|Cooperative Classification||Y10T428/249985, Y10T428/249987, Y10T428/249982, G10K11/168, B60R13/0815, B32B3/28, B29C51/082, Y10T428/24727, B60R13/0225, B29L2009/001, B60R13/02, B29C51/14, Y10T428/24826|
|European Classification||G10K11/168, B29C51/14, B32B3/28|
|Jan 28, 1991||AS||Assignment|
Owner name: EFTEN, INC., 32000 NORTHWESTERN HIGHWAY, SUITE 270
Free format text: ASSIGNMENT OF ASSIGNORS INTEREST.;ASSIGNORS:ZAIMA, HAROLD H.;LANDRY, J. CHRISTOPHER;REEL/FRAME:005585/0471
Effective date: 19910125
|Feb 19, 1991||AS||Assignment|
Owner name: BASF AKTIENGESELLSCHAFT
Free format text: ASSIGNMENT OF ASSIGNORS INTEREST.;ASSIGNORS:VON DEESSEN, ULRICH;PAUST, JOACHIM;KAISER, KLAUS;AND OTHERS;REEL/FRAME:005721/0896;SIGNING DATES FROM 19910129 TO 19910131
|Sep 25, 1995||FPAY||Fee payment|
Year of fee payment: 4
|Jul 29, 1999||FPAY||Fee payment|
Year of fee payment: 8
|Feb 11, 2004||REMI||Maintenance fee reminder mailed|
|Jul 28, 2004||LAPS||Lapse for failure to pay maintenance fees|

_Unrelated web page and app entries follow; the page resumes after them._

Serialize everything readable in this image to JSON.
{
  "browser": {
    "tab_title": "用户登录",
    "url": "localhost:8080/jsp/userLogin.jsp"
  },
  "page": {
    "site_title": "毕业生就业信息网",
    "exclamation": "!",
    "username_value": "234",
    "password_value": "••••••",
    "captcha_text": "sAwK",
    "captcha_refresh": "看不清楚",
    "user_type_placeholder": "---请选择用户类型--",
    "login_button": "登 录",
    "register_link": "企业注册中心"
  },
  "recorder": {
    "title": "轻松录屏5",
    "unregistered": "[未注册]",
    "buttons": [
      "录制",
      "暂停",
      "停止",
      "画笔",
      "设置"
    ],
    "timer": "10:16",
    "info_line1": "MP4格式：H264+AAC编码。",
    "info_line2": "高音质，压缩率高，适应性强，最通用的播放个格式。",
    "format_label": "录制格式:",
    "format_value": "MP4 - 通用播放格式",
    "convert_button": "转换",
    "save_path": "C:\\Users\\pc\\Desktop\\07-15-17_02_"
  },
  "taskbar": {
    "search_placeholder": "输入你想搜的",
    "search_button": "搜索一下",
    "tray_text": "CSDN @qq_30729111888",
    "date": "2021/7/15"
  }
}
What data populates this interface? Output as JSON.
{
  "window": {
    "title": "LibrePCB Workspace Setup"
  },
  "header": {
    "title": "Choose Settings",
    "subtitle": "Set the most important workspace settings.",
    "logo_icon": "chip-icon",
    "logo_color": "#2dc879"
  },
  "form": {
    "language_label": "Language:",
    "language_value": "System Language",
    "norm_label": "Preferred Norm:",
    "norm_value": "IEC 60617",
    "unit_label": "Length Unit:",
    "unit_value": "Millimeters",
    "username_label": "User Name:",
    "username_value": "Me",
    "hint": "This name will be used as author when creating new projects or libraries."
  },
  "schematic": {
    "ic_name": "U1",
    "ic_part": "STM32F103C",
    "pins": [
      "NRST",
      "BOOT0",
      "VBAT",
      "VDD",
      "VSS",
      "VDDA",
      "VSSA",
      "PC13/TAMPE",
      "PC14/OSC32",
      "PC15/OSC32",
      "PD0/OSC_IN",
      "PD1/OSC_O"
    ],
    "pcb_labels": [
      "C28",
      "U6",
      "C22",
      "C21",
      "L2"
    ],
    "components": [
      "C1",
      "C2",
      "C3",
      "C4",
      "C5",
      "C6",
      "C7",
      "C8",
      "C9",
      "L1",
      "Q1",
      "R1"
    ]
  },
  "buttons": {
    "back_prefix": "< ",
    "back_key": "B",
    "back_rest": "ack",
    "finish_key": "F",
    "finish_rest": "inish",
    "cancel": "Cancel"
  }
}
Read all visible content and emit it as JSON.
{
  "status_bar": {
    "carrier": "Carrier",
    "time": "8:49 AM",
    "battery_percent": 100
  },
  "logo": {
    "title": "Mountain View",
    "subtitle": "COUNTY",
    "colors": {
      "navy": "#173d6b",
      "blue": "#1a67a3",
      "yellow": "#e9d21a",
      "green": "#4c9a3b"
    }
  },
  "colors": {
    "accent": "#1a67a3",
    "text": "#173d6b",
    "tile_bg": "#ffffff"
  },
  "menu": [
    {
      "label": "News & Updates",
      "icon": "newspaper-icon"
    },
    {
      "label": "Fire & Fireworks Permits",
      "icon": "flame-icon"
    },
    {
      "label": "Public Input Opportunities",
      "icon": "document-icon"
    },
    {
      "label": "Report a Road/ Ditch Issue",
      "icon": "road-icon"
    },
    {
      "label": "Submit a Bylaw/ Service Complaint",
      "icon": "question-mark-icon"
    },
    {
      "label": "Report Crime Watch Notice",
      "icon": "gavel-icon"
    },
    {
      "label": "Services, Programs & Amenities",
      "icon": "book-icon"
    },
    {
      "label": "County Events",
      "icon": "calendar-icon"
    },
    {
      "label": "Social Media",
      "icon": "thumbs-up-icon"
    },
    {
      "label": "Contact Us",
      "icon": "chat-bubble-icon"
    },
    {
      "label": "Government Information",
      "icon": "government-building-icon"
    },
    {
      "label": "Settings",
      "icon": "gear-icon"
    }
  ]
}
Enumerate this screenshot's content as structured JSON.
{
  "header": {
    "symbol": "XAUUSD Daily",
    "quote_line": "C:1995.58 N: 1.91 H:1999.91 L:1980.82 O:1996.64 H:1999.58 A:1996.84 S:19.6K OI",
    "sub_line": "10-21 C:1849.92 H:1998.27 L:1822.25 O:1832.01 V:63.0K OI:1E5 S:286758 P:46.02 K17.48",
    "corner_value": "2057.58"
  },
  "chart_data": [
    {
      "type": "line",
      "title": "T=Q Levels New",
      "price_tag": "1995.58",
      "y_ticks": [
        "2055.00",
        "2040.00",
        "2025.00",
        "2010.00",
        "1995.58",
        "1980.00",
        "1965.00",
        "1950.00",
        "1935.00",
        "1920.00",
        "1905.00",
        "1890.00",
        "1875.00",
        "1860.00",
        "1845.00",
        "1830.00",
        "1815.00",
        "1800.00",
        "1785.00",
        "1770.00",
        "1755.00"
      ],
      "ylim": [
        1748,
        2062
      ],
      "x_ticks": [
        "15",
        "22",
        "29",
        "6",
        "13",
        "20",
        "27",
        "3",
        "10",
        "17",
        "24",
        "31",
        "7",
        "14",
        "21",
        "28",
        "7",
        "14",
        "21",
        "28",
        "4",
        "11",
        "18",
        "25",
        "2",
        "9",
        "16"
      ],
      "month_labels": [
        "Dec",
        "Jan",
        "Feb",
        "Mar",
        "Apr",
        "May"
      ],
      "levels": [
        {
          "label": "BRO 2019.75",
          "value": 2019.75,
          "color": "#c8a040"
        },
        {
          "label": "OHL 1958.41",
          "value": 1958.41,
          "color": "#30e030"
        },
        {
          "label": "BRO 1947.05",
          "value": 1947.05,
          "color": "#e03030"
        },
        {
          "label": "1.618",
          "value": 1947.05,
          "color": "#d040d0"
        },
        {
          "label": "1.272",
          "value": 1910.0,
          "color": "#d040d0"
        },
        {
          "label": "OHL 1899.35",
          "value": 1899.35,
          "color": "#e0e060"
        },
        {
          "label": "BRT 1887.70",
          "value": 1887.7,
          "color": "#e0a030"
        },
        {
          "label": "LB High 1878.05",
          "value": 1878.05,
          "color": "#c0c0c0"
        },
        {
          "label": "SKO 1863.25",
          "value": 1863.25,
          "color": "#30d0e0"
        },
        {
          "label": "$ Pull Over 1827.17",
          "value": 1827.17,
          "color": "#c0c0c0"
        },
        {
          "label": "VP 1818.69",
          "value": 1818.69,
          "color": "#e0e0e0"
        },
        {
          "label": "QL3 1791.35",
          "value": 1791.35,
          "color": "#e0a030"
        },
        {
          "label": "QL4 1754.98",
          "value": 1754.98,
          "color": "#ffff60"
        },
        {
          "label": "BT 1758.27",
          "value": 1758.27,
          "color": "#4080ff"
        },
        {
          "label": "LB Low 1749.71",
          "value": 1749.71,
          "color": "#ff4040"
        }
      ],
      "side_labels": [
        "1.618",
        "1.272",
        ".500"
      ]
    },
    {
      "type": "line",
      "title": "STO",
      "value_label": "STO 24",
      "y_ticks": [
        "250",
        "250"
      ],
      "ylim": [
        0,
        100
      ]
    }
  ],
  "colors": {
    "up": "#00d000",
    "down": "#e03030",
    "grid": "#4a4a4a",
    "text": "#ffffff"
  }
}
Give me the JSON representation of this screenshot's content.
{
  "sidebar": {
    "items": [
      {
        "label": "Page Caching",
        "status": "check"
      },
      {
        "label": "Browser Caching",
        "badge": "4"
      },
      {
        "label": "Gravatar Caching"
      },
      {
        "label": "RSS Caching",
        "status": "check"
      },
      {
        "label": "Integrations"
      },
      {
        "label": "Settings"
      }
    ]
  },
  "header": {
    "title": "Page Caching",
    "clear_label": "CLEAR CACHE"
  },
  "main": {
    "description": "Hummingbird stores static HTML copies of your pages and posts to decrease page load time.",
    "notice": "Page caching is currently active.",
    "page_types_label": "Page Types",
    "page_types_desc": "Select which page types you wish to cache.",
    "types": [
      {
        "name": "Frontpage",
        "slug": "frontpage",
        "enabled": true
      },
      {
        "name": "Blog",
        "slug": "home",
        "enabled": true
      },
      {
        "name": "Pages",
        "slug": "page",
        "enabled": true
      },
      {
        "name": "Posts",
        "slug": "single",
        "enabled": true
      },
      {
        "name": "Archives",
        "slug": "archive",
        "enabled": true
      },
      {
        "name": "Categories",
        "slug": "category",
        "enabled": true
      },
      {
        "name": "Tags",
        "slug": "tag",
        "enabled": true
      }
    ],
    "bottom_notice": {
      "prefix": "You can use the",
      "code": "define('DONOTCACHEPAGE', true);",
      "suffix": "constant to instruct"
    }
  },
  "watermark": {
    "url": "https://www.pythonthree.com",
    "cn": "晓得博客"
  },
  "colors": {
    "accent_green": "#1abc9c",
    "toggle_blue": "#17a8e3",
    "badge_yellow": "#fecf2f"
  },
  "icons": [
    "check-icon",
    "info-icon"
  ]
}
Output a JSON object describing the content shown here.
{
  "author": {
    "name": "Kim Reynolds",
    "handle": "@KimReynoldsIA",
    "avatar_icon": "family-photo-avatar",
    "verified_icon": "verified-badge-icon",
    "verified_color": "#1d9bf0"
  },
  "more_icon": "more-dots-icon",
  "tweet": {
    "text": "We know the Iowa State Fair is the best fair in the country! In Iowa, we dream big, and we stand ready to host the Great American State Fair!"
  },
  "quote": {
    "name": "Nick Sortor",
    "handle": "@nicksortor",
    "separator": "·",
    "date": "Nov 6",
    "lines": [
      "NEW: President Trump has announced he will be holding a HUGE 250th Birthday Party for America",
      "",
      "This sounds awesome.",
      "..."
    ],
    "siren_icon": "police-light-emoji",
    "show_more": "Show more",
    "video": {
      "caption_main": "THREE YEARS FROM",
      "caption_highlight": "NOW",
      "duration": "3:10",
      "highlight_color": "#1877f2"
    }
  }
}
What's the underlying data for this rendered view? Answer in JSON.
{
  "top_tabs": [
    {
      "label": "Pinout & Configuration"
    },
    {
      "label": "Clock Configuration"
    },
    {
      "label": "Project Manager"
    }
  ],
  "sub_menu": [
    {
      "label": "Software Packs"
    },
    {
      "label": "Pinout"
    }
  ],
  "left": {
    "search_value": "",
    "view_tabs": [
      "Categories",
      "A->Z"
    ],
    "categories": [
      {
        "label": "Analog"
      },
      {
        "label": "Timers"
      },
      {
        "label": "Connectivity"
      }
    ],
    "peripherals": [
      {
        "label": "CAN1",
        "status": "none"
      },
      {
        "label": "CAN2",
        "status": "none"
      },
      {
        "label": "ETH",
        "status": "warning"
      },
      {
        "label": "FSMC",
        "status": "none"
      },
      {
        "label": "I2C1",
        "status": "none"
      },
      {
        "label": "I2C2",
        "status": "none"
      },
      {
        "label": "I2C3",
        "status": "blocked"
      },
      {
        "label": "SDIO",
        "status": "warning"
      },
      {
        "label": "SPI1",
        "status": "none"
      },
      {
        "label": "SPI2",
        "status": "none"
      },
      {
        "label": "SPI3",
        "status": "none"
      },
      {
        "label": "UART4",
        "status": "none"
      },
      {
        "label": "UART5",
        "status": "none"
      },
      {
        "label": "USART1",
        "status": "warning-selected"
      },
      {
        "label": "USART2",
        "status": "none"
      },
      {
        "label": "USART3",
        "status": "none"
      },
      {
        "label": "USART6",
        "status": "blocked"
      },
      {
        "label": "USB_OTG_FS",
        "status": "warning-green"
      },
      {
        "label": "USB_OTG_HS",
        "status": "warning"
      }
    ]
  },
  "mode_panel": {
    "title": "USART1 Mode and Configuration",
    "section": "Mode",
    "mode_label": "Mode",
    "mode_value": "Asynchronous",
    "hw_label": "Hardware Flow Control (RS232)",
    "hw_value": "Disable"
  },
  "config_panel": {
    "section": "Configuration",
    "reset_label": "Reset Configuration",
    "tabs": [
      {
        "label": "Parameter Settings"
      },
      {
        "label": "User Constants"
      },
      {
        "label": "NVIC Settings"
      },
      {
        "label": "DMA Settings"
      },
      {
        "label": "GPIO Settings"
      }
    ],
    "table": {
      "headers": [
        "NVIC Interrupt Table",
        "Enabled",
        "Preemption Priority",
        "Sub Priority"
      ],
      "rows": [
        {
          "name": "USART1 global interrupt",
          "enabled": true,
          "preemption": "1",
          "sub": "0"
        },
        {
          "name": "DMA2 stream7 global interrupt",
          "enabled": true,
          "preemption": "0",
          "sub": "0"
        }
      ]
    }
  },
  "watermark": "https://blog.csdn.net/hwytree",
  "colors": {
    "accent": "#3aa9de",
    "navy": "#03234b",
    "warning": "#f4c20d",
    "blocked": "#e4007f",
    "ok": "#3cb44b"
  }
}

|Sep 21, 2004||FP||Expired due to failure to pay maintenance fee|
Effective date: 20040728